The images on this page and the previous page are the final designs for two of the Common entrances. The design for the key entrances is meant to be consistent by using the same design elements while still creating unique and inviting areas.

These renderings are examples of the final design of my independent portion created using information from the background reports, goals and objectives and the guiding principles. The objectives reached through the design are: • Create entrances which are inviting and unique to the Common • Create bus stops which are appropriate for every season and accessible to everyone • Include smaller scale lampposts at each key entrance that reflect history and identity of the Common • Include seating that reflects history and identity of the Common • Include bicycle racks that reflect history and identity of the Common • Incorporate native vegetation while keeping in mind every season and safety

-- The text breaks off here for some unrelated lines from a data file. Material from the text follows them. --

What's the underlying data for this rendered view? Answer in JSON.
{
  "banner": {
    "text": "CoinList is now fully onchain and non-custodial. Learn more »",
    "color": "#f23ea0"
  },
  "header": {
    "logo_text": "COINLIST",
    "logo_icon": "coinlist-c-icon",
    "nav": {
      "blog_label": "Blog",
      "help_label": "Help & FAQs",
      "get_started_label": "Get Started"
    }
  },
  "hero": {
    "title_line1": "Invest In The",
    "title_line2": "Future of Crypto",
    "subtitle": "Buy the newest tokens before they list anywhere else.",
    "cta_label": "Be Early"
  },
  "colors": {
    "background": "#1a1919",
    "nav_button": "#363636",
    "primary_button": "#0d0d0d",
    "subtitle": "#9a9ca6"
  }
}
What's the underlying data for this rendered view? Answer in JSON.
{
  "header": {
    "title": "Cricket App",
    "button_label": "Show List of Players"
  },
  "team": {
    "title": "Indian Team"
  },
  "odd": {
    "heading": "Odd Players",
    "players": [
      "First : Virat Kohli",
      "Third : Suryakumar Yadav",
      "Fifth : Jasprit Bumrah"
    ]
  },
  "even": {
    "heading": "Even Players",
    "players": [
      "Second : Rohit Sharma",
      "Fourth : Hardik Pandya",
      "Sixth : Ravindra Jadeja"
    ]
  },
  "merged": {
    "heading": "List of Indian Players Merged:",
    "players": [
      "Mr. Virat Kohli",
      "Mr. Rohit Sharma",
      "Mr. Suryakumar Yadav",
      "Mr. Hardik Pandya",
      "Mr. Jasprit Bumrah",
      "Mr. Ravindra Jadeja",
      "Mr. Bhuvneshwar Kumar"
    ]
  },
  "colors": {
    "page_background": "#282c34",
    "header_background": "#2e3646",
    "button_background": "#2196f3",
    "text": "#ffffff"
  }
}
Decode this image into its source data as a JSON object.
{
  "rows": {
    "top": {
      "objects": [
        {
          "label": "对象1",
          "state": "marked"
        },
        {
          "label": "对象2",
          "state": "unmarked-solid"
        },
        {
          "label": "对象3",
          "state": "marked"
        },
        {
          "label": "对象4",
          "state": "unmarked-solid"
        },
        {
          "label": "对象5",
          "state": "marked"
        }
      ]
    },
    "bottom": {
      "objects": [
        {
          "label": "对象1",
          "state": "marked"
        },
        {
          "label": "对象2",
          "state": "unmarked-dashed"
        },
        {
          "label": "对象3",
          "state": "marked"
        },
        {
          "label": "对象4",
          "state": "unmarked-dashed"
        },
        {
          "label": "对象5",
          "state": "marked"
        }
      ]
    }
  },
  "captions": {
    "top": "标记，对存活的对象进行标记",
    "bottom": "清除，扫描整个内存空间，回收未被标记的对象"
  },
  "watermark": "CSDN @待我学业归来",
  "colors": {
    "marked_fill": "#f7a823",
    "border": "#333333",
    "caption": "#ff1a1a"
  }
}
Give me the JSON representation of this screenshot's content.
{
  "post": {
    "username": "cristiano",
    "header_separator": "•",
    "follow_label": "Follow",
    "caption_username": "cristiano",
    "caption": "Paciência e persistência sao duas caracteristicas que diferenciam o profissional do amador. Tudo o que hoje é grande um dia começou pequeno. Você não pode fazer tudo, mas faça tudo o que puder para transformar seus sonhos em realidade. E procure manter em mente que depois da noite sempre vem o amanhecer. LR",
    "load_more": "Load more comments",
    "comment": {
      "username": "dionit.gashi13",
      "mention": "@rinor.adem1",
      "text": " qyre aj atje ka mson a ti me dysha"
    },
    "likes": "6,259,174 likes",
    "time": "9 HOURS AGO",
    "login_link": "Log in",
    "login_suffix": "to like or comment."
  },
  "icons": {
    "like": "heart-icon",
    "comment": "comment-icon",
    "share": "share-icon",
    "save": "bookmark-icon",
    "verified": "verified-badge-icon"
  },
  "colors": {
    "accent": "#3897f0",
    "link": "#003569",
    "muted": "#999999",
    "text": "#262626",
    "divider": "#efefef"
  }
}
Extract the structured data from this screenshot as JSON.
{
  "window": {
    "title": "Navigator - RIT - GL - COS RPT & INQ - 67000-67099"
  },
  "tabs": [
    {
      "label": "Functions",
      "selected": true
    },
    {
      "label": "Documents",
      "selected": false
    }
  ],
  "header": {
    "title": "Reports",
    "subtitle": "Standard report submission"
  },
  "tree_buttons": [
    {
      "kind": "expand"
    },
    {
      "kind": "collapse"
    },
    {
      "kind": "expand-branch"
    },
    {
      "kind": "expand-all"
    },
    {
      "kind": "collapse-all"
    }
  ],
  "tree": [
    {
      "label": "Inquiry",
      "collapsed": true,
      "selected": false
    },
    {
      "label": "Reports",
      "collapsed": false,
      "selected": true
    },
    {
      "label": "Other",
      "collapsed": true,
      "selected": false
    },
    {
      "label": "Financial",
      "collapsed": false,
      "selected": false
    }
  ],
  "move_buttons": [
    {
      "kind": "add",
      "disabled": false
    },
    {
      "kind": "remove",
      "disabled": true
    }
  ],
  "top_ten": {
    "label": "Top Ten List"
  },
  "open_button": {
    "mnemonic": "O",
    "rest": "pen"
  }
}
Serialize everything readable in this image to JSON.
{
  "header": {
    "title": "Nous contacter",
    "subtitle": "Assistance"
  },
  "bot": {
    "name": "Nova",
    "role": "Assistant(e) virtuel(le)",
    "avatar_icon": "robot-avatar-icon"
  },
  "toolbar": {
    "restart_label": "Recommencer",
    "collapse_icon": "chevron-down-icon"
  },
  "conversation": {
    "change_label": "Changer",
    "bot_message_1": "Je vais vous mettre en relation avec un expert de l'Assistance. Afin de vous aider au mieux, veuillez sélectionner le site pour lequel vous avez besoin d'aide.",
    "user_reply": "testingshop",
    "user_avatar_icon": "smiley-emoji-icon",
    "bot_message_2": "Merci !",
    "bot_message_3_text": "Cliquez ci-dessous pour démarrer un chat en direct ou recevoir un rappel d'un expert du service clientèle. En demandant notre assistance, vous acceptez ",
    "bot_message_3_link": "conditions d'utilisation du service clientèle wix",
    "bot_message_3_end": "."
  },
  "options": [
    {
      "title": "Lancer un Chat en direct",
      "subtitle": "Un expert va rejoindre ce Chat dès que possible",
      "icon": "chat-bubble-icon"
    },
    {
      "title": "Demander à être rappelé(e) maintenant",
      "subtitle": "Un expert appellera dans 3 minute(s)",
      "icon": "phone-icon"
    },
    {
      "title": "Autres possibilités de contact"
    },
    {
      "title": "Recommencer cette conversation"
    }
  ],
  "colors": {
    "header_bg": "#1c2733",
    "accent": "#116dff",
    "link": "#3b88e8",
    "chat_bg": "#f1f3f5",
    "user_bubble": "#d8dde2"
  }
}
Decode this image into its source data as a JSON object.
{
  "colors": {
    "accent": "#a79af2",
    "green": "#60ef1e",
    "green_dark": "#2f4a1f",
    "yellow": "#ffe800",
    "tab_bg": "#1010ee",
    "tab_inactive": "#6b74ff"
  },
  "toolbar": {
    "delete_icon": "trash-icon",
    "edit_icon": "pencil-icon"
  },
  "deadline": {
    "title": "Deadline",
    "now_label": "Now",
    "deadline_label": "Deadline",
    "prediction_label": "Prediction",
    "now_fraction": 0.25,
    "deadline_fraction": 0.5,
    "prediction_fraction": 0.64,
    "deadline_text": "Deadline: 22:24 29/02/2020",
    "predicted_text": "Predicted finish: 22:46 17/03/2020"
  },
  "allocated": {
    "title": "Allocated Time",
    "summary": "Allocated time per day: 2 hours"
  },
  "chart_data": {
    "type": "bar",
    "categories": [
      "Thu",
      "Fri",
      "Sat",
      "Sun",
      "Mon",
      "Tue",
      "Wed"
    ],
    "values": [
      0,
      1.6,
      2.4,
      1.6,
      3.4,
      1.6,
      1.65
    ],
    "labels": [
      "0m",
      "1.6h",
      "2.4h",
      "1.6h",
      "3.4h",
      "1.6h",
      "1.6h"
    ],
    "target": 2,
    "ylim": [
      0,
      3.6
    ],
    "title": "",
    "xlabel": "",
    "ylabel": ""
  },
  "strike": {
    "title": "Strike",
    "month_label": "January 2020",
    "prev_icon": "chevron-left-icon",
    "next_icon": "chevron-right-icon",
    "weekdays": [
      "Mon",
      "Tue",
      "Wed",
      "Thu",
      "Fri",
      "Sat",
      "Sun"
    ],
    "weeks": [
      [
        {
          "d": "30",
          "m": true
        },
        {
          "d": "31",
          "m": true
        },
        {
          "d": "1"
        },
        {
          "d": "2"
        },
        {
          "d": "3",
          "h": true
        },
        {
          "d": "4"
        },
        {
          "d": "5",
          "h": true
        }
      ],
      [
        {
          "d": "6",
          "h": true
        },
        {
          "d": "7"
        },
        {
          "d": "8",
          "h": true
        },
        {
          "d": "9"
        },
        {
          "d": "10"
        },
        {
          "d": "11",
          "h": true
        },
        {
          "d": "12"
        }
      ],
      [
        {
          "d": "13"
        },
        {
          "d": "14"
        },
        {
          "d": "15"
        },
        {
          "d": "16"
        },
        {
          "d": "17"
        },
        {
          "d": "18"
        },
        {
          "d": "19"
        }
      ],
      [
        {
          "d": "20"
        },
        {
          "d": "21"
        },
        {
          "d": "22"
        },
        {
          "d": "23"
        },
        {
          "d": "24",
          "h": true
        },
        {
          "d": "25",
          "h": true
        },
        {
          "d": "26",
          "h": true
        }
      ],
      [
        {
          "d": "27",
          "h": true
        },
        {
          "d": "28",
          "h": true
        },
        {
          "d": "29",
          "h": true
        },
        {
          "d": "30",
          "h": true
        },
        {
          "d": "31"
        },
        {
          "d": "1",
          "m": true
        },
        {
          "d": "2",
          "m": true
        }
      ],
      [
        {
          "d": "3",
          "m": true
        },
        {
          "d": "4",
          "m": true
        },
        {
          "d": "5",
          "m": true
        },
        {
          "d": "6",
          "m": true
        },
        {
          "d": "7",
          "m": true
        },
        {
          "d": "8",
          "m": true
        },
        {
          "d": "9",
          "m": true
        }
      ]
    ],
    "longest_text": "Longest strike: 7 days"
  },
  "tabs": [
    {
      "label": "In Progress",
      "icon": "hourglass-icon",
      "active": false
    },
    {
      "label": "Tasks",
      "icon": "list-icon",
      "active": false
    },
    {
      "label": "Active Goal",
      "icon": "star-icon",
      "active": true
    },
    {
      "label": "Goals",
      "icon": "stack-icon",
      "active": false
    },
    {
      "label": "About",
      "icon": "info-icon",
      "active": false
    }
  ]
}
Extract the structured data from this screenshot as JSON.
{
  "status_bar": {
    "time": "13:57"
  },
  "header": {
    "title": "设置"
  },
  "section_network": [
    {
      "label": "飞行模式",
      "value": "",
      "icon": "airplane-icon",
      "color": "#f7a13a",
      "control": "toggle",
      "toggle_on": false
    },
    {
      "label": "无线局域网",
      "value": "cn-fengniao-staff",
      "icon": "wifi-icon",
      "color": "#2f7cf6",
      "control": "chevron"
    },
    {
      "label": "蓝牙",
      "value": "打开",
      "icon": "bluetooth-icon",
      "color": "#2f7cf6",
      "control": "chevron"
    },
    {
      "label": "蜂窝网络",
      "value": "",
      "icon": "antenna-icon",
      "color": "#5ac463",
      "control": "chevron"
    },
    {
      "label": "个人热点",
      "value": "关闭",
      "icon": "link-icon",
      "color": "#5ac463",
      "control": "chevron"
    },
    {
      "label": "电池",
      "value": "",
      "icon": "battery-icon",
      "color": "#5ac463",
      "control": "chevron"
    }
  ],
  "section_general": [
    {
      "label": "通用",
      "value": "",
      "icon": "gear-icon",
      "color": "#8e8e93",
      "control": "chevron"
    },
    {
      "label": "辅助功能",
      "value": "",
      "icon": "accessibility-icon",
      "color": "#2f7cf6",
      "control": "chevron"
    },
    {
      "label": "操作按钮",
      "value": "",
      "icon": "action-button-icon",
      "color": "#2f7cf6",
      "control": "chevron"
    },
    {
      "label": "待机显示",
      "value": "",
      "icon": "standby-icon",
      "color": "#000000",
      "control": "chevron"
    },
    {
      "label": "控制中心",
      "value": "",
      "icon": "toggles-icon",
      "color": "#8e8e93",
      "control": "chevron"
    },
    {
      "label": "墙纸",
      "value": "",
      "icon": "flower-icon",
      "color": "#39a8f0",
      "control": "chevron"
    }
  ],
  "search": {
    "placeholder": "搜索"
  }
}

The entrances include: • Inviting, paved space extending onto Common • Raised or textured crosswalks • Historical and human scale lighting • Seating designed with consideration of the history and identity of the Common • Bicycle racks designed with consideration of the history and identity of Common • Native vegetation – a variety of species suitable for different seasons • Focal point such as artwork, water feature, or historical plaque • Historical information

Renderings on this page were created in Google SketchUp.

Renderings on this page were created in Google SketchUp.

Mackenzie Childs C: 011 46 8 703393546 E: LinkedIn:

Mackenzie Childs' Urban Design and Planning Portfolio  
Mackenzie Childs' Urban Design and Planning Portfolio